Australia's Monumental Termite Mounds: Masterpieces of Insect Engineering

  • Author: Admin
  • April 05, 2024
Australia's Monumental Termite Mounds: Masterpieces of Insect Engineering
Australia's Monumental Termite Mounds: Masterpieces of Insect Engineering

The vast and rugged landscapes of Australia are not only known for their unique wildlife and rich Aboriginal cultures but also for some of the most fascinating architectural feats of the insect world: the towering termite mounds. These structures, often compared to natural skyscrapers, are not just a testament to the engineering prowess of termites but also a window into the complex and intriguing world of these tiny creatures.

The Architectural Marvel of Termite Mounds

Termite mounds are not merely piles of dirt. They are intricately designed structures, often reaching heights of several meters, with a complexity that rivals human-made buildings. The construction of these mounds involves millions of termites working in unison, following an instinctive blueprint to create a living space that is both safe and functional. Each mound is equipped with a sophisticated ventilation system, allowing for temperature control which is crucial for the survival of the colony in the harsh Australian outback.

Centuries-Old Structures: A Legacy of the Outback

Some of the termite mounds found in Australia are believed to be centuries old. This longevity is remarkable considering they are made from materials like mud, saliva, and feces. The age of these structures makes them not only an ecological wonder but also a historical one, offering insights into the long-term landscape changes and climate patterns of the region.

The Role of Termites in the Ecosystem

Termites are often seen as pests, but in the context of the Australian ecosystem, they play a crucial role. They are nature's recyclers, breaking down dead wood and plant material, which helps to enrich the soil. Their mounds also serve as a habitat for various other species, contributing to the biodiversity of the region.

Understanding Termite Behavior and Social Structure

The construction of these mounds is a result of the highly organized social structure of termite colonies. Termites have a caste system, with each member playing a specific role, from workers and soldiers to the reproductive king and queen. The seamless coordination among these castes during the construction and maintenance of the mounds is a subject of great interest to scientists and naturalists.

Challenges to Termite Mounds: Environmental and Human Impacts

While these termite mounds have withstood the test of time, they face threats from environmental changes and human activities. Climate change, land development, and agriculture are impacting the delicate balance of the ecosystems in which these termites thrive.

Conservation Efforts and Sustainable Practices

Recognizing the importance of these termite mounds, conservation efforts are underway to protect them. This includes regulating land use, promoting sustainable agriculture practices, and educating the public about the ecological significance of termites and their structures.

The Allure for Tourists and Educators

The termite mounds of Australia have become a point of interest for tourists and educators. They offer a unique opportunity to witness one of nature's most fascinating architectural feats up close and understand the complex interactions within an ecosystem.

Future Research and Study Opportunities

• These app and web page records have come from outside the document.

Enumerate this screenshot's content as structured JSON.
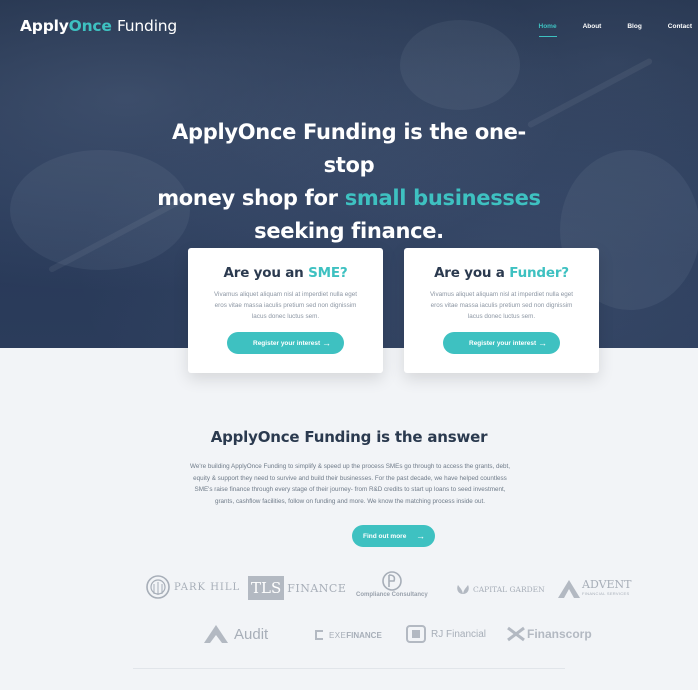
{
  "brand": {
    "part1": "Apply",
    "part2": "Once",
    "part3": "Funding"
  },
  "nav": {
    "items": [
      "Home",
      "About",
      "Blog",
      "Contact"
    ],
    "active": "Home"
  },
  "hero": {
    "line1": "ApplyOnce Funding is the one-stop",
    "line2_pre": "money shop for ",
    "line2_accent": "small businesses",
    "line3": "seeking finance."
  },
  "cards": {
    "sme": {
      "title_pre": "Are you an ",
      "title_accent": "SME?",
      "text": "Vivamus aliquet aliquam nisl at imperdiet nulla eget eros vitae massa iaculis pretium sed non dignissim lacus donec luctus sem.",
      "button": "Register your interest",
      "arrow": "→"
    },
    "funder": {
      "title_pre": "Are you a ",
      "title_accent": "Funder?",
      "text": "Vivamus aliquet aliquam nisl at imperdiet nulla eget eros vitae massa iaculis pretium sed non dignissim lacus donec luctus sem.",
      "button": "Register your interest",
      "arrow": "→"
    }
  },
  "answer": {
    "title": "ApplyOnce Funding is the answer",
    "body": "We're building ApplyOnce Funding to simplify & speed up the process SMEs go through to access the grants, debt, equity & support they need to survive and build their businesses. For the past decade, we have helped countless SME's raise finance through every stage of their journey- from R&D credits to start up loans to seed investment, grants, cashflow facilities, follow on funding and more. We know the matching process inside out.",
    "button": "Find out more",
    "arrow": "→"
  },
  "partners": {
    "parkhill": "PARK HILL",
    "tls_box": "TLS",
    "tls_text": "FINANCE",
    "compliance": "Compliance Consultancy",
    "capital_garden": "CAPITAL GARDEN",
    "advent": "ADVENT",
    "advent_sub": "FINANCIAL SERVICES",
    "audit": "Audit",
    "exe": "EXE",
    "exe2": "FINANCE",
    "rj": "RJ Financial",
    "finanscorp": "Finanscorp"
  },
  "colors": {
    "accent": "#3ec1c1",
    "dark": "#2b3a4f",
    "hero": "#273857"
  }
}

The study of these termite mounds is not only important for ecological research but also offers insights for human architecture and urban planning. By understanding how termites build and maintain their mounds, we can learn sustainable building techniques and efficient ways to manage resources.

Conclusion: A Testament to Nature's Ingenuity

The towering termite mounds of Australia are more than just impressive natural structures. They are a testament to the ingenuity of nature, reminding us of the complexity and resilience of life. As we continue to explore and understand these marvels, they stand as a symbol of the intricate balance and beauty of the natural world.